- Format: Paperback
- ISBN: 978-1-5261-5387-6
- Pages: 264
- Price: £15.99
- Published Date: June 2022
Over recent years, the issues of Brexit, COVID and the 'migrant crisis' put Kent in the headlines like never before. Images of asylum seekers on Kent beaches, lorries queued on motorways and the crumbling white cliffs of Dover all spoke to national anxieties, and were used to support ideas that severing ties with the EU was the best - or worst - thing the UK has ever done.
In this coastal driftwork, Phil Hubbard - an exiled man of Kent - considers the past, present and future of this corner of England, alighting on a number of key sites which symbolise the changing relationship between the UK and its continental neighbours. Moving from the geopolitics of the Channel Tunnel to the cultivation of oysters at Whitstable, from Derek Jarman's feted cottage at Dungeness to the art-fuelled gentrification of Margate, Borderland bridges geography, history, and archaeology, to pose important questions about the way that national identities emerge from contested local landscapes.

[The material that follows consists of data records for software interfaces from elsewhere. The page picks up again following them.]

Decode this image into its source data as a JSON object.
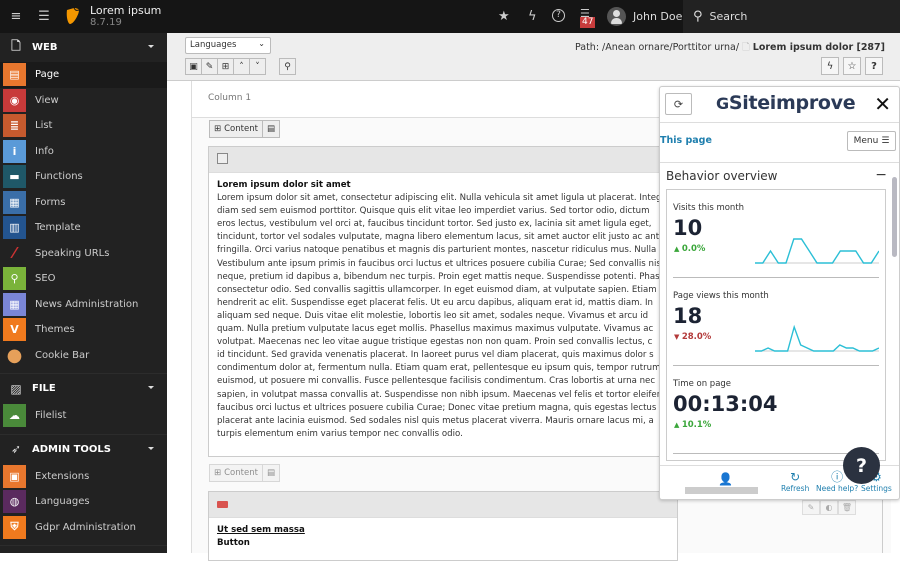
{
  "topbar": {
    "app_name": "Lorem ipsum",
    "version": "8.7.19",
    "notification_count": "47",
    "user_name": "John Doe",
    "search_label": "Search",
    "icons": [
      "menu-toggle-icon",
      "tree-toggle-icon",
      "bookmark-star-icon",
      "flash-icon",
      "help-icon",
      "system-info-icon",
      "avatar-icon",
      "search-icon"
    ]
  },
  "sidebar": {
    "sections": [
      {
        "label": "WEB",
        "icon": "page-icon",
        "items": [
          {
            "label": "Page",
            "icon": "page-module-icon",
            "color": "#e8772e",
            "active": true
          },
          {
            "label": "View",
            "icon": "eye-icon",
            "color": "#c83a3a"
          },
          {
            "label": "List",
            "icon": "list-icon",
            "color": "#c65a2e"
          },
          {
            "label": "Info",
            "icon": "info-icon",
            "color": "#5a9ad8"
          },
          {
            "label": "Functions",
            "icon": "briefcase-icon",
            "color": "#1f5868"
          },
          {
            "label": "Forms",
            "icon": "form-icon",
            "color": "#3a6ea8"
          },
          {
            "label": "Template",
            "icon": "template-icon",
            "color": "#23548f"
          },
          {
            "label": "Speaking URLs",
            "icon": "pill-icon",
            "color": "#222"
          },
          {
            "label": "SEO",
            "icon": "magnifier-icon",
            "color": "#7ab33a"
          },
          {
            "label": "News Administration",
            "icon": "newspaper-icon",
            "color": "#7a86d6"
          },
          {
            "label": "Themes",
            "icon": "typo3-icon",
            "color": "#f07a1e"
          },
          {
            "label": "Cookie Bar",
            "icon": "cookie-icon",
            "color": "#222"
          }
        ]
      },
      {
        "label": "FILE",
        "icon": "image-icon",
        "items": [
          {
            "label": "Filelist",
            "icon": "cloud-icon",
            "color": "#4a8a3a"
          }
        ]
      },
      {
        "label": "ADMIN TOOLS",
        "icon": "rocket-icon",
        "items": [
          {
            "label": "Extensions",
            "icon": "box-icon",
            "color": "#e8772e"
          },
          {
            "label": "Languages",
            "icon": "globe-icon",
            "color": "#5a2a5e"
          },
          {
            "label": "Gdpr Administration",
            "icon": "shield-lock-icon",
            "color": "#f07a1e"
          }
        ]
      }
    ]
  },
  "docheader": {
    "language_select": "Languages",
    "path_label": "Path: /Anean ornare/Porttitor urna/",
    "page_title": "Lorem ipsum dolor [287]",
    "help_label": "?"
  },
  "content": {
    "column_label": "Column 1",
    "new_content_label": "Content",
    "element1": {
      "header": "Lorem ipsum dolor sit amet",
      "lines": [
        "Lorem ipsum dolor sit amet, consectetur adipiscing elit. Nulla vehicula sit amet ligula ut placerat. Integer",
        "diam sed sem euismod porttitor. Quisque quis elit vitae leo imperdiet varius. Sed tortor odio, dictum",
        "eros lectus, vestibulum vel orci at, faucibus tincidunt tortor. Sed justo ex, lacinia sit amet ligula eget,",
        "tincidunt, tortor vel sodales vulputate, magna libero elementum lacus, sit amet auctor elit justo ac ante",
        "fringilla. Orci varius natoque penatibus et magnis dis parturient montes, nascetur ridiculus mus. Nulla",
        "Vestibulum ante ipsum primis in faucibus orci luctus et ultrices posuere cubilia Curae; Sed convallis nisl",
        "neque, pretium id dapibus a, bibendum nec turpis. Proin eget mattis neque. Suspendisse potenti. Phasellus",
        "consectetur odio. Sed convallis sagittis ullamcorper. In eget euismod diam, at vulputate sapien. Etiam",
        "hendrerit ac elit. Suspendisse eget placerat felis. Ut eu arcu dapibus, aliquam erat id, mattis diam. In",
        "aliquam sed neque. Duis vitae elit molestie, lobortis leo sit amet, sodales neque. Vivamus et arcu id",
        "quam. Nulla pretium vulputate lacus eget mollis. Phasellus maximus maximus vulputate. Vivamus ac",
        "volutpat. Maecenas nec leo vitae augue tristique egestas non non quam. Proin sed convallis lectus, c",
        "id tincidunt. Sed gravida venenatis placerat. In laoreet purus vel diam placerat, quis maximus dolor s",
        "condimentum dolor at, fermentum nulla. Etiam quam erat, pellentesque eu ipsum quis, tempor rutrum",
        "euismod, ut posuere mi convallis. Fusce pellentesque facilisis condimentum. Cras lobortis at urna nec",
        "sapien, in volutpat massa convallis at. Suspendisse non nibh ipsum. Maecenas vel felis et tortor eleifend",
        "faucibus orci luctus et ultrices posuere cubilia Curae; Donec vitae pretium magna, quis egestas lectus",
        "placerat ante lacinia euismod. Sed sodales nisl quis metus placerat viverra. Mauris ornare lacus mi, a",
        "turpis elementum enim varius tempor nec convallis odio."
      ]
    },
    "element2": {
      "header": "Ut sed sem massa",
      "subheader": "Button"
    }
  },
  "siteimprove": {
    "title": "Siteimprove",
    "tab_label": "This page",
    "menu_label": "Menu",
    "section_title": "Behavior overview",
    "metrics": [
      {
        "label": "Visits this month",
        "value": "10",
        "change": "0.0%",
        "direction": "up",
        "spark": [
          0,
          0,
          2,
          0,
          0,
          4,
          4,
          2,
          0,
          0,
          0,
          2,
          2,
          2,
          0,
          0,
          2
        ]
      },
      {
        "label": "Page views this month",
        "value": "18",
        "change": "28.0%",
        "direction": "down",
        "spark": [
          0,
          0,
          1,
          0,
          0,
          0,
          8,
          2,
          1,
          0,
          0,
          0,
          0,
          2,
          1,
          1,
          0,
          0,
          0,
          1
        ]
      },
      {
        "label": "Time on page",
        "value": "00:13:04",
        "change": "10.1%",
        "direction": "up",
        "spark": []
      }
    ],
    "footer": {
      "refresh_label": "Refresh",
      "help_label": "Need help?",
      "settings_label": "Settings"
    },
    "help_bubble": "?",
    "colors": {
      "accent": "#1f7fae",
      "spark": "#2bbfd6",
      "up": "#3aa63a",
      "down": "#b33a3a"
    }
  }
}
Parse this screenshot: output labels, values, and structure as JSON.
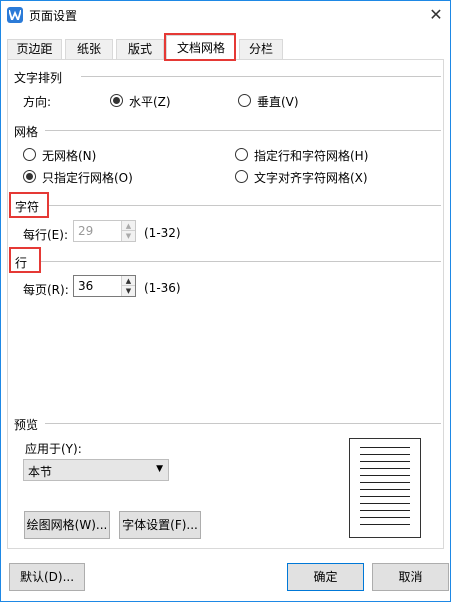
{
  "window": {
    "title": "页面设置"
  },
  "tabs": [
    {
      "label": "页边距"
    },
    {
      "label": "纸张"
    },
    {
      "label": "版式"
    },
    {
      "label": "文档网格"
    },
    {
      "label": "分栏"
    }
  ],
  "text_direction": {
    "group_title": "文字排列",
    "direction_label": "方向:",
    "horizontal_label": "水平(Z)",
    "vertical_label": "垂直(V)",
    "selected": "horizontal"
  },
  "grid": {
    "group_title": "网格",
    "options": [
      {
        "label": "无网格(N)",
        "selected": false
      },
      {
        "label": "指定行和字符网格(H)",
        "selected": false
      },
      {
        "label": "只指定行网格(O)",
        "selected": true
      },
      {
        "label": "文字对齐字符网格(X)",
        "selected": false
      }
    ]
  },
  "characters": {
    "group_title": "字符",
    "per_line_label": "每行(E):",
    "per_line_value": "29",
    "range": "(1-32)"
  },
  "lines": {
    "group_title": "行",
    "per_page_label": "每页(R):",
    "per_page_value": "36",
    "range": "(1-36)"
  },
  "preview": {
    "group_title": "预览",
    "apply_to_label": "应用于(Y):",
    "apply_to_value": "本节",
    "draw_grid_button": "绘图网格(W)...",
    "font_settings_button": "字体设置(F)..."
  },
  "footer": {
    "default_button": "默认(D)...",
    "ok_button": "确定",
    "cancel_button": "取消"
  },
  "colors": {
    "highlight": "#e53935",
    "accent": "#0078d7"
  }
}
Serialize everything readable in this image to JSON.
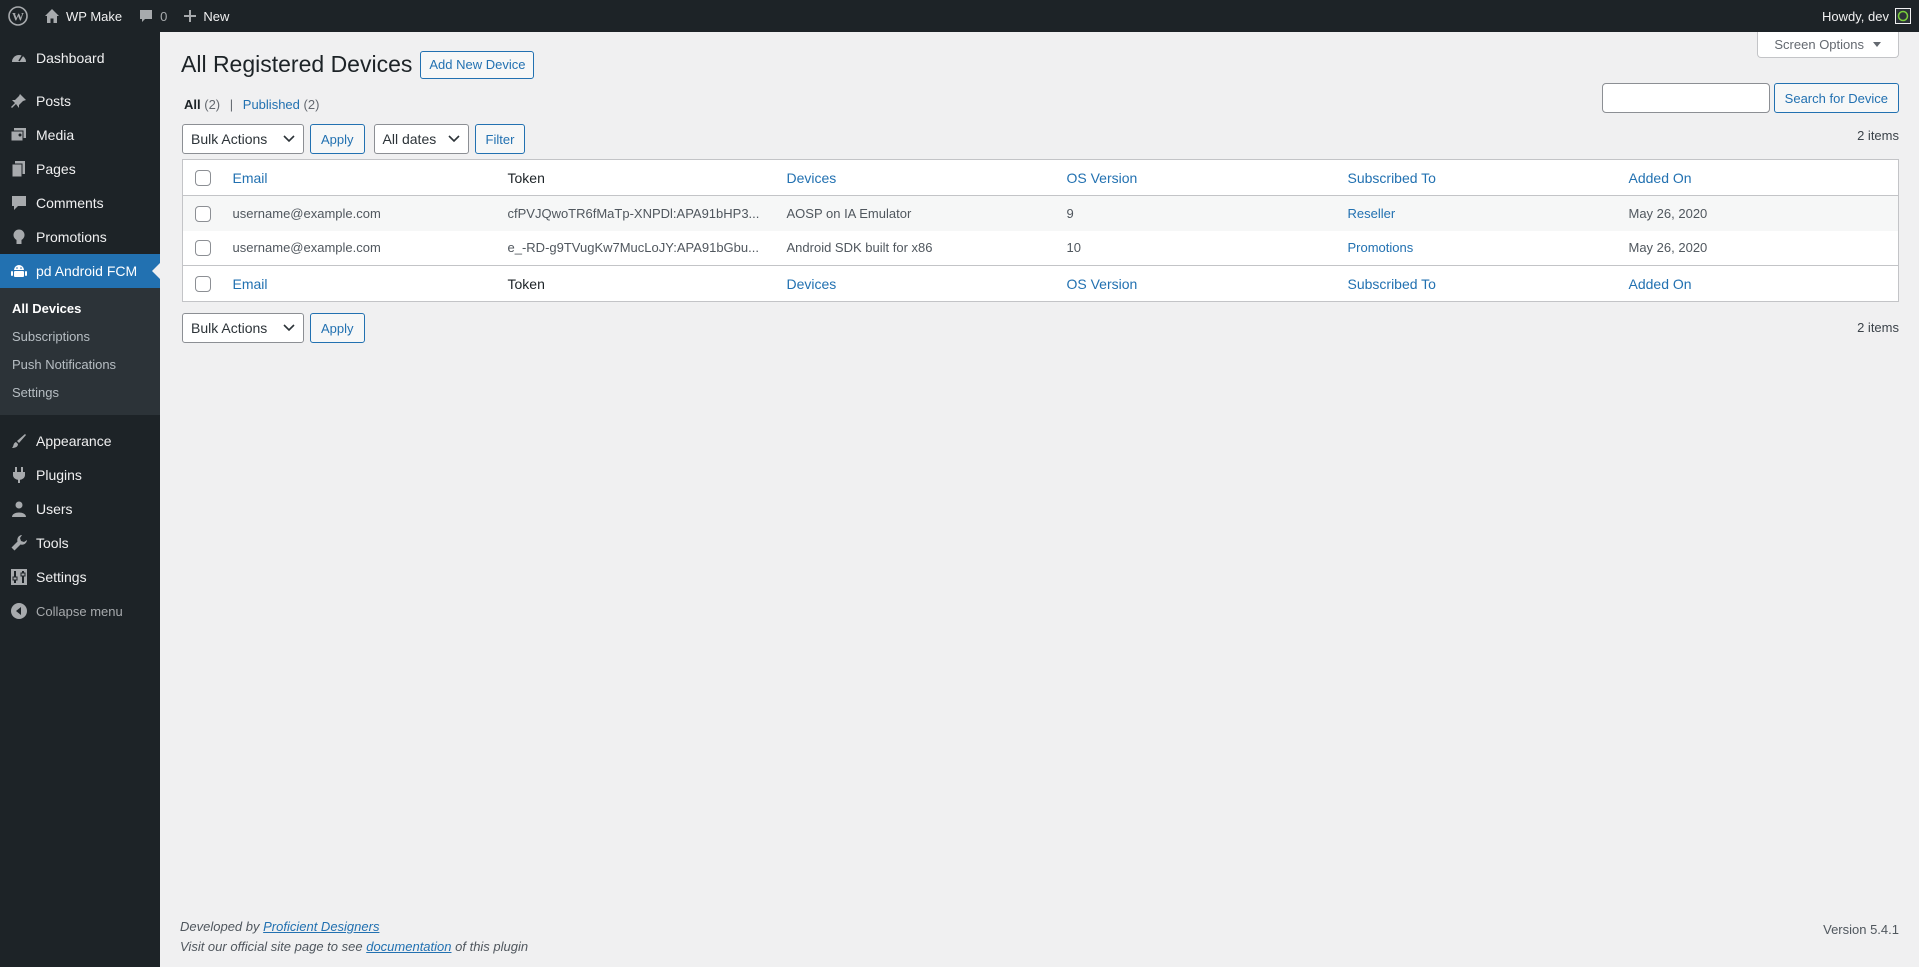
{
  "adminbar": {
    "site_name": "WP Make",
    "comments_count": "0",
    "new_label": "New",
    "howdy": "Howdy, dev"
  },
  "menu": {
    "dashboard": "Dashboard",
    "posts": "Posts",
    "media": "Media",
    "pages": "Pages",
    "comments": "Comments",
    "promotions": "Promotions",
    "pd_android_fcm": "pd Android FCM",
    "submenu": [
      "All Devices",
      "Subscriptions",
      "Push Notifications",
      "Settings"
    ],
    "appearance": "Appearance",
    "plugins": "Plugins",
    "users": "Users",
    "tools": "Tools",
    "settings": "Settings",
    "collapse": "Collapse menu"
  },
  "page": {
    "title": "All Registered Devices",
    "add_new": "Add New Device",
    "screen_options": "Screen Options",
    "views": {
      "all": "All",
      "all_count": "(2)",
      "published": "Published",
      "published_count": "(2)"
    },
    "search_button": "Search for Device",
    "search_value": "",
    "bulk_actions": "Bulk Actions",
    "apply": "Apply",
    "all_dates": "All dates",
    "filter": "Filter",
    "items_count": "2 items"
  },
  "table": {
    "columns": [
      "Email",
      "Token",
      "Devices",
      "OS Version",
      "Subscribed To",
      "Added On"
    ],
    "rows": [
      {
        "email": "username@example.com",
        "token": "cfPVJQwoTR6fMaTp-XNPDl:APA91bHP3...",
        "device": "AOSP on IA Emulator",
        "os": "9",
        "subscribed": "Reseller",
        "added": "May 26, 2020"
      },
      {
        "email": "username@example.com",
        "token": "e_-RD-g9TVugKw7MucLoJY:APA91bGbu...",
        "device": "Android SDK built for x86",
        "os": "10",
        "subscribed": "Promotions",
        "added": "May 26, 2020"
      }
    ]
  },
  "footer": {
    "developed_by": "Developed by",
    "company": "Proficient Designers",
    "visit_text": "Visit our official site page to see",
    "documentation": "documentation",
    "of_plugin": "of this plugin",
    "version": "Version 5.4.1"
  },
  "colors": {
    "accent": "#2271b1",
    "menu_bg": "#1d2327",
    "page_bg": "#f0f0f1"
  }
}
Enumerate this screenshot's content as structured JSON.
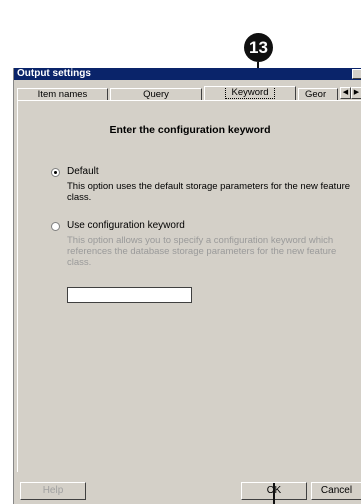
{
  "callout": {
    "number": "13"
  },
  "dialog": {
    "title": "Output settings",
    "tabs": [
      {
        "label": "Item names"
      },
      {
        "label": "Query"
      },
      {
        "label": "Keyword",
        "active": true
      },
      {
        "label": "Geor"
      }
    ],
    "heading": "Enter the configuration keyword",
    "options": [
      {
        "label": "Default",
        "selected": true,
        "description": "This option uses the default storage parameters for the new feature class."
      },
      {
        "label": "Use configuration keyword",
        "selected": false,
        "description": "This option allows you to specify a configuration keyword which references the database storage parameters for the new feature class."
      }
    ],
    "keyword_value": "",
    "buttons": {
      "help": "Help",
      "ok": "OK",
      "cancel": "Cancel"
    }
  }
}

'Borderland deftly combines thorough research and objective analysis with the author's intimate first-hand knowledge of place, as he revisits sites on foot in an extended field trip. Hubbard's unflinchingly questioning approach to the contested spaces he encounters is written with the ease of an armchair traveller's guide. The result is a peregrination peppered with gems of descriptive detail and astute personal reflections. Ultimately, Borderland isn't just about Kent. It's a book that scrutinises how - wherever we live - we perceive, shape, reimagine and reinvent place to suit our own uses and desires.'
Sonia Overall, author of Heavy Time
'It's been called the "frayed edge" of England, but our coastline is by no means just wearing out. As emerges from this highly revealing excursion around the coast of Kent, it is also being restitched and fortified as the frontline of an "exclusionary nationalism" thanks to which even insects and oysters are being asked to prove they're not aliens. Although horrifying in places, as the times demand, Borderland is full of contrary energy too.'
Patrick Wright, author of The Sea View Has Me Again: Uwe Johnson in Sheerness
'A timely interrogation of the connection between place and identity in the post-Brexit era. Hubbard's Kentish borderland is an ever-shifting space, rife with contradictions, culture clashes, and eco-anxiety.'
Gareth E. Rees, author of Car Park Life
'With an impressive mix of erudition and accessibility, Phil Hubbard's Borderland shines the light on an English South East that is rarely apprehended - let alone comprehended - by Middle England and the London establishment. Venturing into a Kentish coastal terrain transformed into a new debatable land by Brexit and recurrent migrant crises, Hubbard manages to combine sympathy for the plight of refugees with great sensitivity in exploring wider questions of twenty-first century citizenship, national identity, and political representation. This is a book which asks all the right questions with immense eloquence and remarkable understanding of a people and a place.'
Alex Niven, author of New Model Island
'A brilliant book. Superficially, a story of part of the Kent coast. However, under its surface Borderland, is a search for England's soul - and soullessness.'
Danny Dorling, author of Rule Britannia: Brexit and the End of Empire
'A powerful, poignant and beautifully written journey through the frontier lands of Brexit Britain. This is travel writing with a purpose, charting an anxious and often hostile landscape with care and passion.'
Alastair Bonnett, author of The Age of Islands: In Search of New and Disappearing Islands
'Borderland is a hugely engaging read and offers some profound insights into the past and present of Kent's coastline and, by extension, of England as a whole. Hubbard examines the myths we summon up to explain our national past together with the malleability of memory and how some will seek to exploit that. This is neither an academic textbook nor a straightforward travel guide. Instead, in a short but cogent review of what he terms the 'new nature writing', he clearly seems to wish to ally himself with this approach.'
Bobby Seal, Psychogeographic Review
'Overall, Phil Hubbard's latest book is certainly one of the most inspiring and cogent contributions to critical border studies published in the past years.'
Dimitri Almeida, Ethnic and Racial Studies
1 The new edge of Europe?
3 Albion on sea
4 Defending the nation
5 The white horse
6 Boat people
7 The strange coast
Afterword: The Kent variant
List of figures
Phil Hubbard is Professor of Urban Studies at King's College London. He has published widely on questions of class, gentrification and the impacts of urban policy on socially marginalised populations. His books include Cities and Sexualities, The Battle for the High Street, and Key Ideas in Geography: City.